* **DATASET EXTRACT**
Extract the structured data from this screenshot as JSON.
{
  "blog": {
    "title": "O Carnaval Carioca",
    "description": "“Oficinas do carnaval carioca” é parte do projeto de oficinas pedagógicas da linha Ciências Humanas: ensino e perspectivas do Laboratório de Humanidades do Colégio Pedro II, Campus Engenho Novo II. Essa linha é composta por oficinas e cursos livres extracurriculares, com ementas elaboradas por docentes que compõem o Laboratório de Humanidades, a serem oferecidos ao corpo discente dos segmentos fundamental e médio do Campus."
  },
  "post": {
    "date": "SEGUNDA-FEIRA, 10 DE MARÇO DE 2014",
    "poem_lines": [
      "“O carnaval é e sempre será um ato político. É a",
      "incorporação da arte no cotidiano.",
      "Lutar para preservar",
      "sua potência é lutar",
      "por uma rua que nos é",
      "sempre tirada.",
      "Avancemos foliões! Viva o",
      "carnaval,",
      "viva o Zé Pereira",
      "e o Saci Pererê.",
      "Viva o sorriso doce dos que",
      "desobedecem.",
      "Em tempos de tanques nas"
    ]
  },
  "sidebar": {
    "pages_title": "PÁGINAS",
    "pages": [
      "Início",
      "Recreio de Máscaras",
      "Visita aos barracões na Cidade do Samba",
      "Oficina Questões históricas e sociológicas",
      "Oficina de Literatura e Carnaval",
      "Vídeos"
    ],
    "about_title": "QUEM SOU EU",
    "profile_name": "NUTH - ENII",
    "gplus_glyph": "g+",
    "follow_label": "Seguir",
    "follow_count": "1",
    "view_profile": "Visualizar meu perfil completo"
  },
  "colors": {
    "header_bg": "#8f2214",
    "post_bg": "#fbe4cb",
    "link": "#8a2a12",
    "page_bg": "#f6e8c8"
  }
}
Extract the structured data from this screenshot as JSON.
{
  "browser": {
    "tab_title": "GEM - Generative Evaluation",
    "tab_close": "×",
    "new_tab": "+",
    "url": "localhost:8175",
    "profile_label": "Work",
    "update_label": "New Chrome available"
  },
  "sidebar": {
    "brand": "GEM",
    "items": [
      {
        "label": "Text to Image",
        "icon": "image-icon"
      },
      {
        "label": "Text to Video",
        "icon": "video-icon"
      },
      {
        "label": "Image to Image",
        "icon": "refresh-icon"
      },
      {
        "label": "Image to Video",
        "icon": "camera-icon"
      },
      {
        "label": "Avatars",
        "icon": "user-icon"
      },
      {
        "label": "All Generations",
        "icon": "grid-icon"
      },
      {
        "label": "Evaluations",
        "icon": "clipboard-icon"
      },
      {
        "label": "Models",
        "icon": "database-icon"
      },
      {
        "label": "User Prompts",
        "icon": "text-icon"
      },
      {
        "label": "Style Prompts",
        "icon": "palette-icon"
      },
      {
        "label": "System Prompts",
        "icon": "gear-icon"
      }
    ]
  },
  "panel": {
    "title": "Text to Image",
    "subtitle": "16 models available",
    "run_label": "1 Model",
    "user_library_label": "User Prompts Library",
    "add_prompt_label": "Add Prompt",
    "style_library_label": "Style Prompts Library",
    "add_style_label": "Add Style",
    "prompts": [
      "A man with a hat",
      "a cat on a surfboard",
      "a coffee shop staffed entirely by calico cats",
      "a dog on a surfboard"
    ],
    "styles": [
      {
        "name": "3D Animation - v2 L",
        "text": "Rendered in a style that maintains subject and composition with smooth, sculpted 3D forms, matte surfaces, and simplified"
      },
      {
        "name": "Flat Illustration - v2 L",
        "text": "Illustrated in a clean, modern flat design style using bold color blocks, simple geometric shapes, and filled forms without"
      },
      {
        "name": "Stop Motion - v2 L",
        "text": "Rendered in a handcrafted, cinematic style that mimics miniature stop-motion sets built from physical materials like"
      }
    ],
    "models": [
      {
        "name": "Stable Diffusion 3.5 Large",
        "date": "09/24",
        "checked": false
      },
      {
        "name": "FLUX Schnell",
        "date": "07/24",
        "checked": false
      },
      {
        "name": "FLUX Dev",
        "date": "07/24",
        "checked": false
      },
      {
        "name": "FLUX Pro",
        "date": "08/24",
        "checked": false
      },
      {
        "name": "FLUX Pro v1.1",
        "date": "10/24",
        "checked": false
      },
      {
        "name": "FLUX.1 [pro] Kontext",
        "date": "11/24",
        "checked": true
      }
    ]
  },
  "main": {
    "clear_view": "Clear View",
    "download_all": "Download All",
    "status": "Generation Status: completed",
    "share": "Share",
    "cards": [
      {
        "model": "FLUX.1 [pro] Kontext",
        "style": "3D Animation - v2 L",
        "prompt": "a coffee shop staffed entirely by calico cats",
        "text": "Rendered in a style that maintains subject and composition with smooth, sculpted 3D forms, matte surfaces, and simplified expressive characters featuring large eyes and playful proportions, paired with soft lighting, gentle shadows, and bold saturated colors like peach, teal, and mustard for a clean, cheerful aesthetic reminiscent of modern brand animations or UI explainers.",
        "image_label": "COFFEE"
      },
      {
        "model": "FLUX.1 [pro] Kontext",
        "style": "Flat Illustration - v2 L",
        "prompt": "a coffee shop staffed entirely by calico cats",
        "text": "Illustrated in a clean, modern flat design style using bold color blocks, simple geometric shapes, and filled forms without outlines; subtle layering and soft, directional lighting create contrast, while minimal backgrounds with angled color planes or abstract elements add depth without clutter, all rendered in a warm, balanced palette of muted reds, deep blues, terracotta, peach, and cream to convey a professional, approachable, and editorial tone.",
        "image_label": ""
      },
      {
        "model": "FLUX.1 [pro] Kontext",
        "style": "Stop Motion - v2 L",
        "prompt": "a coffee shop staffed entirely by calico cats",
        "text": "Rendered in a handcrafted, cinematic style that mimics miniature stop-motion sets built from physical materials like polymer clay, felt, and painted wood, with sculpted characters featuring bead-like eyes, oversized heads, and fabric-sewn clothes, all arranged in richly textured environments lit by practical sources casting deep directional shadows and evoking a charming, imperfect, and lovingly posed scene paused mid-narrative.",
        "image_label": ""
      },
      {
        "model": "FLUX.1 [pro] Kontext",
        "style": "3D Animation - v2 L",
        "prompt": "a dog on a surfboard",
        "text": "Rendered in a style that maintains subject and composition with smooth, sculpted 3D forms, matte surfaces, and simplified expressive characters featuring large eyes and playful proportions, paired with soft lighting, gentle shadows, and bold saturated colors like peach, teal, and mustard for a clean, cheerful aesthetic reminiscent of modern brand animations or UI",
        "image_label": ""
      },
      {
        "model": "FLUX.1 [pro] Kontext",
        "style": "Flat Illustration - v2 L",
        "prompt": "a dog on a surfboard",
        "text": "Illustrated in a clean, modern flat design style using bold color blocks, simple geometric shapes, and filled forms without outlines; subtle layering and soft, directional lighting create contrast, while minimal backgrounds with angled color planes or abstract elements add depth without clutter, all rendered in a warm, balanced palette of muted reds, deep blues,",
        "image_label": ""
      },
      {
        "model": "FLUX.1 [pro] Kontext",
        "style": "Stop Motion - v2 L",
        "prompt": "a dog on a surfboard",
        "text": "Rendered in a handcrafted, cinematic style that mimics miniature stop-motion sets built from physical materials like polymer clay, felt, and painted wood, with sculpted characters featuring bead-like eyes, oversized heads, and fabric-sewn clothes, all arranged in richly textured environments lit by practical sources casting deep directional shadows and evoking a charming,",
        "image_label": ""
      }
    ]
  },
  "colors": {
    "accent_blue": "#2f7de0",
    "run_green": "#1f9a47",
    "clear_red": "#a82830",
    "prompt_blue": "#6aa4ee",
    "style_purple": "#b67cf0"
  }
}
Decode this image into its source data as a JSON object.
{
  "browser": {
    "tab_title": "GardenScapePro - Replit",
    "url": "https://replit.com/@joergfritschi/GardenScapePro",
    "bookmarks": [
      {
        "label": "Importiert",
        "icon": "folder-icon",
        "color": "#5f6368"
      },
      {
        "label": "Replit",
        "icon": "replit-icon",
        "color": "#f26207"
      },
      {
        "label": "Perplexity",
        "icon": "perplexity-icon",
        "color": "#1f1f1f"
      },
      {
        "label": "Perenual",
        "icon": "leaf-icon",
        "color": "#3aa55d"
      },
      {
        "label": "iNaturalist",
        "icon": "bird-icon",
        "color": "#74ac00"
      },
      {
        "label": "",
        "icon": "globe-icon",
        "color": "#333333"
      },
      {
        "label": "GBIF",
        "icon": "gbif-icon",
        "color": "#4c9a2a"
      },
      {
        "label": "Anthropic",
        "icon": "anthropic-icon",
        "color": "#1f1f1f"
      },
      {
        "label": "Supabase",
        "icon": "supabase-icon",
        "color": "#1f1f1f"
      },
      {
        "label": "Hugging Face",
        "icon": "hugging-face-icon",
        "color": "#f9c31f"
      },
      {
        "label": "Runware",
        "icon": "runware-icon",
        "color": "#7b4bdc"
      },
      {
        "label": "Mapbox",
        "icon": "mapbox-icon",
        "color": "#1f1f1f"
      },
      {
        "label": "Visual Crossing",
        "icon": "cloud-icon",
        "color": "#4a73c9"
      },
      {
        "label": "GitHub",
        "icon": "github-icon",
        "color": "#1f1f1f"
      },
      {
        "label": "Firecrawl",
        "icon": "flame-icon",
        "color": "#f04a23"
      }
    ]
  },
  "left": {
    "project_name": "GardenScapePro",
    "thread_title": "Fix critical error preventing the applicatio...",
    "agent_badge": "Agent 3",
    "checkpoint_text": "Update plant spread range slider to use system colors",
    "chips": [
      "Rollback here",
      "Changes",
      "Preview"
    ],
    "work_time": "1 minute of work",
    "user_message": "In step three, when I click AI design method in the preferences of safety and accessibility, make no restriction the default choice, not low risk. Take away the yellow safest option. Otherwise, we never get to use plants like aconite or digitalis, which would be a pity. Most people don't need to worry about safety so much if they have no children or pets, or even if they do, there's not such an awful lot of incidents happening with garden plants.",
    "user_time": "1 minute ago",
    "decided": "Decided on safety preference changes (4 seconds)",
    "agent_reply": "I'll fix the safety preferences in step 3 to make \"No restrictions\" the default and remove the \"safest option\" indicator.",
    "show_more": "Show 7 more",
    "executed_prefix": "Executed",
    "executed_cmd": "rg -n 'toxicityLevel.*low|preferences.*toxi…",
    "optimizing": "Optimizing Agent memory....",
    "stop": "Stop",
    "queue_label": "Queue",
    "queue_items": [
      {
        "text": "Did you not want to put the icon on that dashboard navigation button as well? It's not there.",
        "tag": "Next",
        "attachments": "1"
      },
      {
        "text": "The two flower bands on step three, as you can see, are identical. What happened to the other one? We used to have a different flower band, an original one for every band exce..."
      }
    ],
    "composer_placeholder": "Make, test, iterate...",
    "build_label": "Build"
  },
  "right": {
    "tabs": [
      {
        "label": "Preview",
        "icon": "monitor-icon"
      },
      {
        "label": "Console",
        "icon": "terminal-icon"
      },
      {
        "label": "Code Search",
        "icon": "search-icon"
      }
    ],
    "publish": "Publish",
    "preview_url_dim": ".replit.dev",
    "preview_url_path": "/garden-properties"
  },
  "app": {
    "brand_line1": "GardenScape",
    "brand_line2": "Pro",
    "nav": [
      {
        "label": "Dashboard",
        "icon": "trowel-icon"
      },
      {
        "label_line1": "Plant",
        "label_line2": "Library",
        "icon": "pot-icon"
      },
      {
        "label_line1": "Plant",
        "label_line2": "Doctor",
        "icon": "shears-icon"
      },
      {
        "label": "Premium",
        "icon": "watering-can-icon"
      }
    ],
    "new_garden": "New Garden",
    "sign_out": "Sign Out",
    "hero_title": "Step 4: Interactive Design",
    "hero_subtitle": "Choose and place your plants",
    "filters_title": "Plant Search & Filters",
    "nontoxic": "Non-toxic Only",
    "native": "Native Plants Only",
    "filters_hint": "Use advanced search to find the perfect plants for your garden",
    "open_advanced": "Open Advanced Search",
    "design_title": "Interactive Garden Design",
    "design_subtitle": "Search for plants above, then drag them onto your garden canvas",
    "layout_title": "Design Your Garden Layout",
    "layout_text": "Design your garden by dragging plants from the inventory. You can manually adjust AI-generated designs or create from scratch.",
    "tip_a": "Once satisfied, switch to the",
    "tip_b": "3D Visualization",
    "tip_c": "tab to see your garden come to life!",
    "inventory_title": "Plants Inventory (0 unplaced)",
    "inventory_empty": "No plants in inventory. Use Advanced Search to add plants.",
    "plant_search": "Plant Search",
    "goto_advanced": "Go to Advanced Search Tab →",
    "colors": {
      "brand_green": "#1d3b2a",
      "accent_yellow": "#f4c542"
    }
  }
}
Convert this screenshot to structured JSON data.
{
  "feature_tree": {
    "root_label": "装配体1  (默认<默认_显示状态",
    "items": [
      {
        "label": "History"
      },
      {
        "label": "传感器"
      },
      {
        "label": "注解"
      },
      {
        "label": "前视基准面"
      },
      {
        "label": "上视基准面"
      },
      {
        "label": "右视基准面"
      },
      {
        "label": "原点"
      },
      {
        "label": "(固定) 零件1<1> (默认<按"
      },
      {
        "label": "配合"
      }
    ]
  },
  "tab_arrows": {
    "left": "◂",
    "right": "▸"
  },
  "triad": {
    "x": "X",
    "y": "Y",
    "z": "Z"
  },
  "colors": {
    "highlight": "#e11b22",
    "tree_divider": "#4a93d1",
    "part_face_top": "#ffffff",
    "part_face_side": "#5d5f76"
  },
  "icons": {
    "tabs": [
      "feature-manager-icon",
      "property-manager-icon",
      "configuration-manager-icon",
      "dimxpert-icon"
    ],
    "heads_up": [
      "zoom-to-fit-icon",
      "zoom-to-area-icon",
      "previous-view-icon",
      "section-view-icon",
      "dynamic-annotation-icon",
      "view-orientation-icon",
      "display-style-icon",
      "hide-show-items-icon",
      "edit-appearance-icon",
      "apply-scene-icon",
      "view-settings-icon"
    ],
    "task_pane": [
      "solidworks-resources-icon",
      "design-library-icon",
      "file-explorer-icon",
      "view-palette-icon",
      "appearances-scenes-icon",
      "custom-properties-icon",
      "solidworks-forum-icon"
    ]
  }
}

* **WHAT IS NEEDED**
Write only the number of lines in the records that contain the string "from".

* **SOLVED EXERCISE**
6